Climate change affects various human and natural systems and poses a serious challenge to economic development and ecosystem sustainability. Adverse effects should - alongside potential benefits - therefore be explicitly considered in decision making about proposed policies, plans, programmes and projects. Addressing risks and opportunities is essential for taking decisions that will remain robust under future conditions, when many climate change impacts are expected to become more significant.
Role of ESIA and SEA
Environmental assessment, including Environmental (Social) Impact Assessment (E(S)IA) and Strategic Environmental Assessment (SEA), play an important role. It ensures that the design of policies, plans, programmes and projects properly addresses the necessary mitigation of climate change to minimise greenhouse gas emissions, as well as adaptation to the effects of climate change. This can be very helpful in reducing vulnerability to a changing climate and thus increasing the resilience of
natural and human systems.
To ensure that climate change adaptation is considered in environmental assessments, the NCEA recommends to use a stepwise approach.
Step 1 - Assessing climate change risks

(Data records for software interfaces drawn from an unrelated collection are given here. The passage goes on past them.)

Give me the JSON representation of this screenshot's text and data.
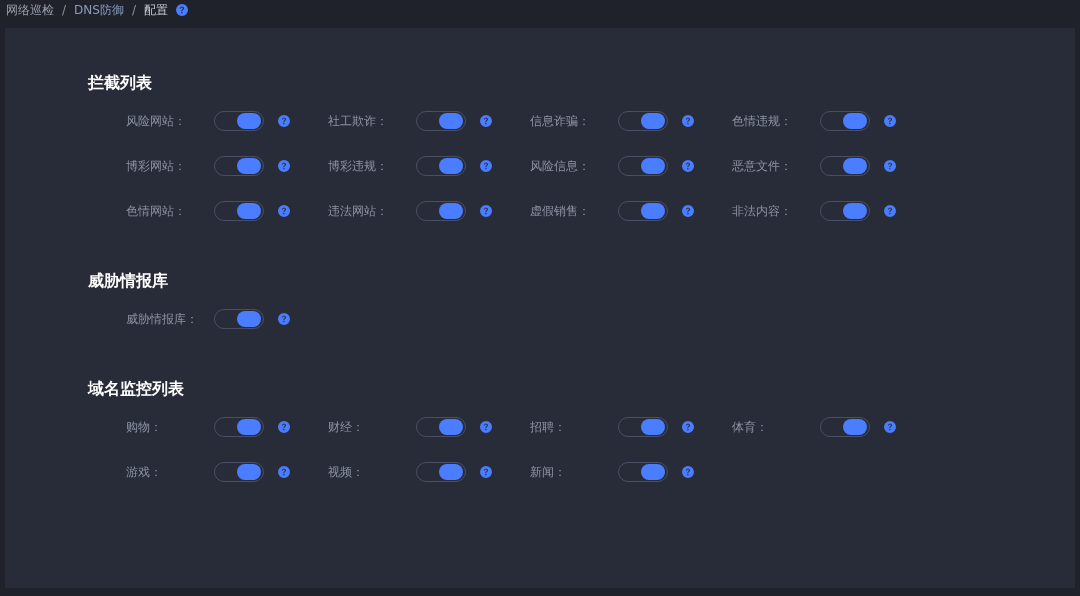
{
  "breadcrumb": [
    "网络巡检",
    "DNS防御",
    "配置"
  ],
  "breadcrumb_separator": "/",
  "sections": [
    {
      "title": "拦截列表",
      "items": [
        {
          "label": "风险网站：",
          "on": true
        },
        {
          "label": "社工欺诈：",
          "on": true
        },
        {
          "label": "信息诈骗：",
          "on": true
        },
        {
          "label": "色情违规：",
          "on": true
        },
        {
          "label": "博彩网站：",
          "on": true
        },
        {
          "label": "博彩违规：",
          "on": true
        },
        {
          "label": "风险信息：",
          "on": true
        },
        {
          "label": "恶意文件：",
          "on": true
        },
        {
          "label": "色情网站：",
          "on": true
        },
        {
          "label": "违法网站：",
          "on": true
        },
        {
          "label": "虚假销售：",
          "on": true
        },
        {
          "label": "非法内容：",
          "on": true
        }
      ]
    },
    {
      "title": "威胁情报库",
      "items": [
        {
          "label": "威胁情报库：",
          "on": true
        }
      ]
    },
    {
      "title": "域名监控列表",
      "items": [
        {
          "label": "购物：",
          "on": true
        },
        {
          "label": "财经：",
          "on": true
        },
        {
          "label": "招聘：",
          "on": true
        },
        {
          "label": "体育：",
          "on": true
        },
        {
          "label": "游戏：",
          "on": true
        },
        {
          "label": "视频：",
          "on": true
        },
        {
          "label": "新闻：",
          "on": true
        }
      ]
    }
  ]
}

The first step is to assess the vulnerability of the project or plan area to the effects of climate change in the short and long term, and the related risks the area faces. Climate change scenarios in combination with other scenarios (for example, relating to socio-economic development) provide the information required for a vulnerability assessment. After this assessment, the probability of the proposed plan or project changing the vulnerability is analysed and the likely extent of any changes is estimated.
Step 2 - Policy compliance
The second step is to assess the compliance of the proposed project or plan with the objectives of the existing government policy plans for climate change. This step, combined with a vulnerability assessment (step 1), provides policy or decision makers with insight into the urgency of acting to make plans or projects more climate robust. Ideally, the national climate change policy plan is translated into sector plans with measurable objectives for climate change adaptation. If there are no national or sector policy plans for climate change, or these are at an early stage of development or lack measurable objectives, the compliance assessment has to rely on expert judgment or consultations with local experts representing the different sectors involved.
Step 3 - Climate-robust alternative measures
The third step is what we would consider the core of the environmental assessment process: developing alternatives, including measures that reduce the effects of climate change or improve the adaptive capacity of stakeholders in the project area. To this end, the Netherlands has explored the “building with nature” concept. This concept focuses on innovative measures to improve the resilience of flood-prone areas (e.g. controlled flooding or growing salt-tolerant crops) where it is too costly to limit the actual risk of flooding.